(GOAL OF THE EXERCISE): In the records below, count every line that contains the word "type" and report only the total.

(STORED DATA):

+++++

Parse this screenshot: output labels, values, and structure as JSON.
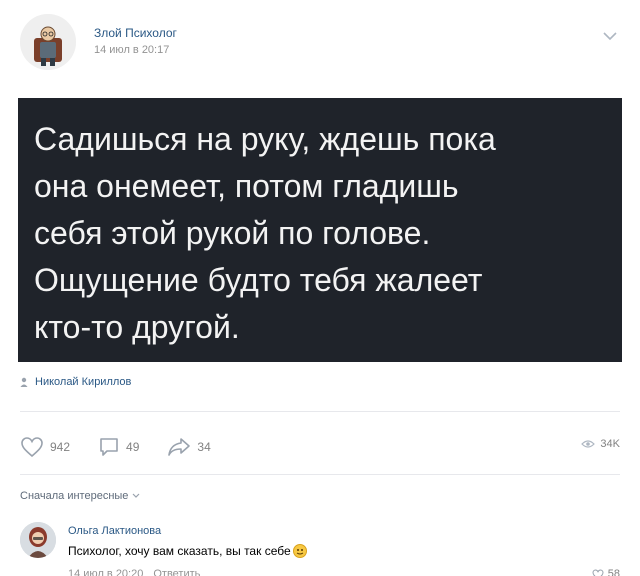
{
  "post": {
    "author": "Злой Психолог",
    "date": "14 июл в 20:17",
    "quote_lines": [
      "Садишься на руку, ждешь пока",
      "она онемеет, потом гладишь",
      "себя этой рукой по голове.",
      "Ощущение будто тебя жалеет",
      "кто-то другой."
    ],
    "signature": "Николай Кириллов"
  },
  "actions": {
    "likes": "942",
    "comments": "49",
    "shares": "34",
    "views": "34K"
  },
  "comments_sort": "Сначала интересные",
  "comment": {
    "author": "Ольга Лактионова",
    "text": "Психолог, хочу вам сказать, вы так себе",
    "meta_date": "14 июл в 20:20",
    "meta_reply": "Ответить",
    "likes": "58"
  },
  "colors": {
    "link": "#2a5885",
    "quote_bg": "#1f232a",
    "icon_gray": "#828282"
  }
}
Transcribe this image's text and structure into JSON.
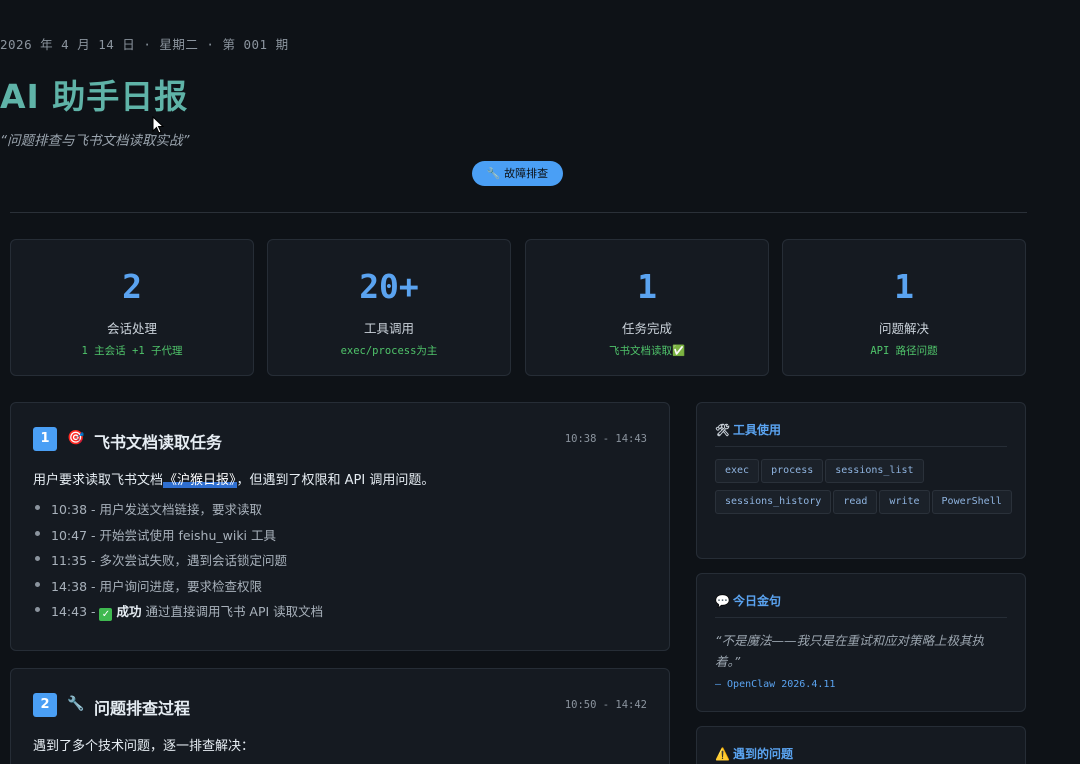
{
  "header": {
    "date": "2026 年 4 月 14 日 · 星期二 · 第 001 期",
    "title": "AI 助手日报",
    "subtitle": "“问题排查与飞书文档读取实战”",
    "tag": "🔧 故障排查"
  },
  "stats": [
    {
      "value": "2",
      "label": "会话处理",
      "sub": "1 主会话 +1 子代理"
    },
    {
      "value": "20+",
      "label": "工具调用",
      "sub": "exec/process为主"
    },
    {
      "value": "1",
      "label": "任务完成",
      "sub": "飞书文档读取✅"
    },
    {
      "value": "1",
      "label": "问题解决",
      "sub": "API 路径问题"
    }
  ],
  "sessions": [
    {
      "index": "1",
      "icon": "🎯",
      "title": "飞书文档读取任务",
      "time": "10:38 - 14:43",
      "desc_before": "用户要求读取飞书文档",
      "desc_link": "《沪猴日报》",
      "desc_after": "，但遇到了权限和 API 调用问题。",
      "events": [
        "10:38 - 用户发送文档链接，要求读取",
        "10:47 - 开始尝试使用 feishu_wiki 工具",
        "11:35 - 多次尝试失败，遇到会话锁定问题",
        "14:38 - 用户询问进度，要求检查权限"
      ],
      "last_event": {
        "time": "14:43 - ",
        "check": "✓",
        "strong": "成功",
        "rest": " 通过直接调用飞书 API 读取文档"
      }
    },
    {
      "index": "2",
      "icon": "🔧",
      "title": "问题排查过程",
      "time": "10:50 - 14:42",
      "desc": "遇到了多个技术问题，逐一排查解决："
    }
  ],
  "panels": {
    "tools": {
      "icon": "🛠",
      "title": "工具使用",
      "chips": [
        "exec",
        "process",
        "sessions_list",
        "sessions_history",
        "read",
        "write",
        "PowerShell"
      ]
    },
    "quote": {
      "icon": "💬",
      "title": "今日金句",
      "text": "“不是魔法——我只是在重试和应对策略上极其执着。”",
      "source": "— OpenClaw 2026.4.11"
    },
    "issues": {
      "icon": "⚠️",
      "title": "遇到的问题"
    }
  }
}
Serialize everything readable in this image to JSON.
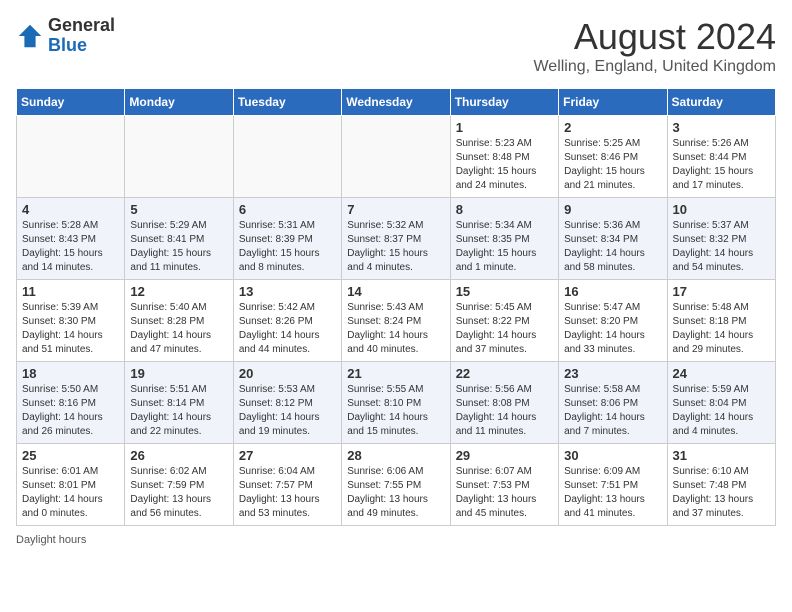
{
  "logo": {
    "general": "General",
    "blue": "Blue"
  },
  "title": {
    "month_year": "August 2024",
    "location": "Welling, England, United Kingdom"
  },
  "days_of_week": [
    "Sunday",
    "Monday",
    "Tuesday",
    "Wednesday",
    "Thursday",
    "Friday",
    "Saturday"
  ],
  "weeks": [
    [
      {
        "day": "",
        "info": ""
      },
      {
        "day": "",
        "info": ""
      },
      {
        "day": "",
        "info": ""
      },
      {
        "day": "",
        "info": ""
      },
      {
        "day": "1",
        "info": "Sunrise: 5:23 AM\nSunset: 8:48 PM\nDaylight: 15 hours\nand 24 minutes."
      },
      {
        "day": "2",
        "info": "Sunrise: 5:25 AM\nSunset: 8:46 PM\nDaylight: 15 hours\nand 21 minutes."
      },
      {
        "day": "3",
        "info": "Sunrise: 5:26 AM\nSunset: 8:44 PM\nDaylight: 15 hours\nand 17 minutes."
      }
    ],
    [
      {
        "day": "4",
        "info": "Sunrise: 5:28 AM\nSunset: 8:43 PM\nDaylight: 15 hours\nand 14 minutes."
      },
      {
        "day": "5",
        "info": "Sunrise: 5:29 AM\nSunset: 8:41 PM\nDaylight: 15 hours\nand 11 minutes."
      },
      {
        "day": "6",
        "info": "Sunrise: 5:31 AM\nSunset: 8:39 PM\nDaylight: 15 hours\nand 8 minutes."
      },
      {
        "day": "7",
        "info": "Sunrise: 5:32 AM\nSunset: 8:37 PM\nDaylight: 15 hours\nand 4 minutes."
      },
      {
        "day": "8",
        "info": "Sunrise: 5:34 AM\nSunset: 8:35 PM\nDaylight: 15 hours\nand 1 minute."
      },
      {
        "day": "9",
        "info": "Sunrise: 5:36 AM\nSunset: 8:34 PM\nDaylight: 14 hours\nand 58 minutes."
      },
      {
        "day": "10",
        "info": "Sunrise: 5:37 AM\nSunset: 8:32 PM\nDaylight: 14 hours\nand 54 minutes."
      }
    ],
    [
      {
        "day": "11",
        "info": "Sunrise: 5:39 AM\nSunset: 8:30 PM\nDaylight: 14 hours\nand 51 minutes."
      },
      {
        "day": "12",
        "info": "Sunrise: 5:40 AM\nSunset: 8:28 PM\nDaylight: 14 hours\nand 47 minutes."
      },
      {
        "day": "13",
        "info": "Sunrise: 5:42 AM\nSunset: 8:26 PM\nDaylight: 14 hours\nand 44 minutes."
      },
      {
        "day": "14",
        "info": "Sunrise: 5:43 AM\nSunset: 8:24 PM\nDaylight: 14 hours\nand 40 minutes."
      },
      {
        "day": "15",
        "info": "Sunrise: 5:45 AM\nSunset: 8:22 PM\nDaylight: 14 hours\nand 37 minutes."
      },
      {
        "day": "16",
        "info": "Sunrise: 5:47 AM\nSunset: 8:20 PM\nDaylight: 14 hours\nand 33 minutes."
      },
      {
        "day": "17",
        "info": "Sunrise: 5:48 AM\nSunset: 8:18 PM\nDaylight: 14 hours\nand 29 minutes."
      }
    ],
    [
      {
        "day": "18",
        "info": "Sunrise: 5:50 AM\nSunset: 8:16 PM\nDaylight: 14 hours\nand 26 minutes."
      },
      {
        "day": "19",
        "info": "Sunrise: 5:51 AM\nSunset: 8:14 PM\nDaylight: 14 hours\nand 22 minutes."
      },
      {
        "day": "20",
        "info": "Sunrise: 5:53 AM\nSunset: 8:12 PM\nDaylight: 14 hours\nand 19 minutes."
      },
      {
        "day": "21",
        "info": "Sunrise: 5:55 AM\nSunset: 8:10 PM\nDaylight: 14 hours\nand 15 minutes."
      },
      {
        "day": "22",
        "info": "Sunrise: 5:56 AM\nSunset: 8:08 PM\nDaylight: 14 hours\nand 11 minutes."
      },
      {
        "day": "23",
        "info": "Sunrise: 5:58 AM\nSunset: 8:06 PM\nDaylight: 14 hours\nand 7 minutes."
      },
      {
        "day": "24",
        "info": "Sunrise: 5:59 AM\nSunset: 8:04 PM\nDaylight: 14 hours\nand 4 minutes."
      }
    ],
    [
      {
        "day": "25",
        "info": "Sunrise: 6:01 AM\nSunset: 8:01 PM\nDaylight: 14 hours\nand 0 minutes."
      },
      {
        "day": "26",
        "info": "Sunrise: 6:02 AM\nSunset: 7:59 PM\nDaylight: 13 hours\nand 56 minutes."
      },
      {
        "day": "27",
        "info": "Sunrise: 6:04 AM\nSunset: 7:57 PM\nDaylight: 13 hours\nand 53 minutes."
      },
      {
        "day": "28",
        "info": "Sunrise: 6:06 AM\nSunset: 7:55 PM\nDaylight: 13 hours\nand 49 minutes."
      },
      {
        "day": "29",
        "info": "Sunrise: 6:07 AM\nSunset: 7:53 PM\nDaylight: 13 hours\nand 45 minutes."
      },
      {
        "day": "30",
        "info": "Sunrise: 6:09 AM\nSunset: 7:51 PM\nDaylight: 13 hours\nand 41 minutes."
      },
      {
        "day": "31",
        "info": "Sunrise: 6:10 AM\nSunset: 7:48 PM\nDaylight: 13 hours\nand 37 minutes."
      }
    ]
  ],
  "footer": {
    "note": "Daylight hours"
  }
}
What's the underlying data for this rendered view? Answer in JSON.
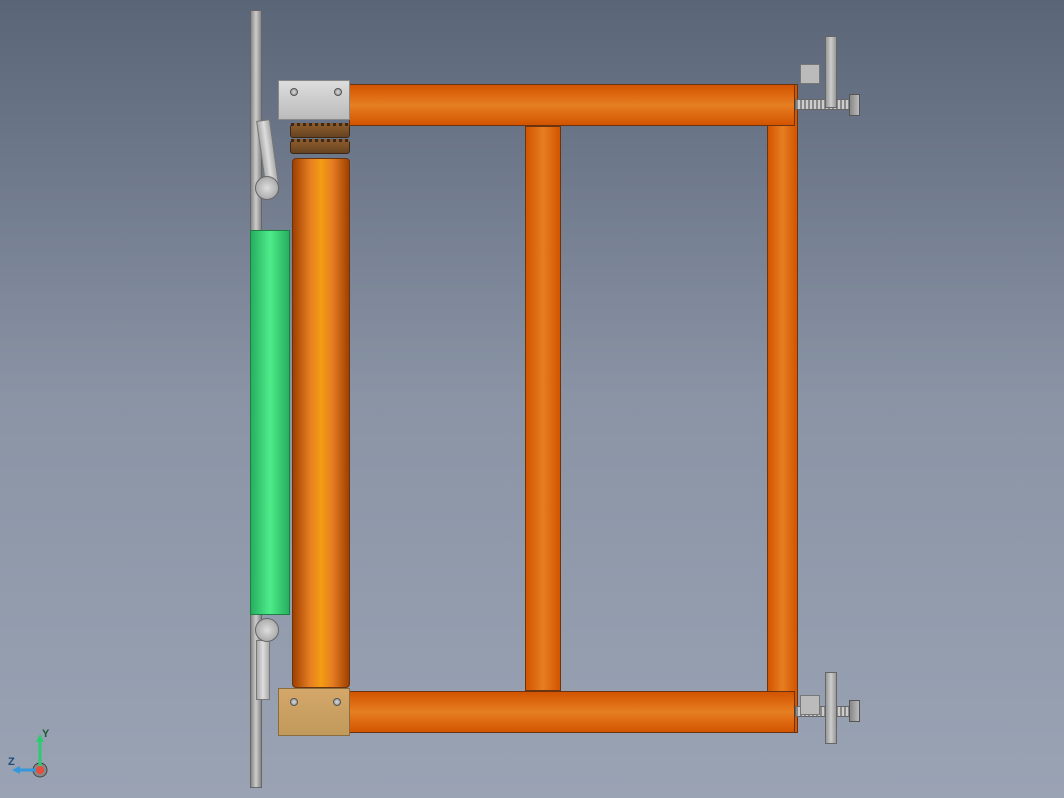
{
  "view": {
    "type": "cad_orthographic",
    "orientation": "front"
  },
  "axes": {
    "y_label": "Y",
    "z_label": "Z",
    "y_color": "#2ecc71",
    "z_color": "#3498db",
    "x_color": "#e74c3c"
  },
  "components": {
    "frame": {
      "color": "#e67e22",
      "material": "steel-tube"
    },
    "roller": {
      "color": "#e67e22",
      "type": "cylinder"
    },
    "panel": {
      "color": "#2ecc71",
      "type": "plate"
    },
    "rod": {
      "color": "#bbbbbb",
      "type": "shaft"
    }
  }
}
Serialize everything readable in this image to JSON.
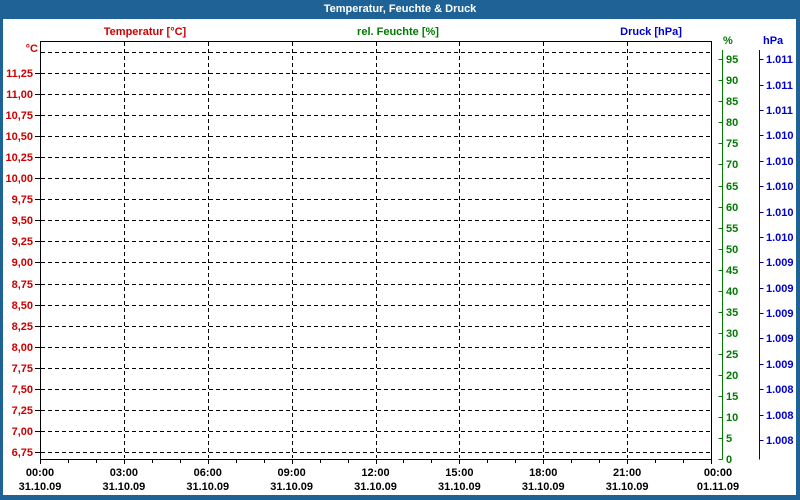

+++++

(OUTPUT OF THE EXERCISE): 4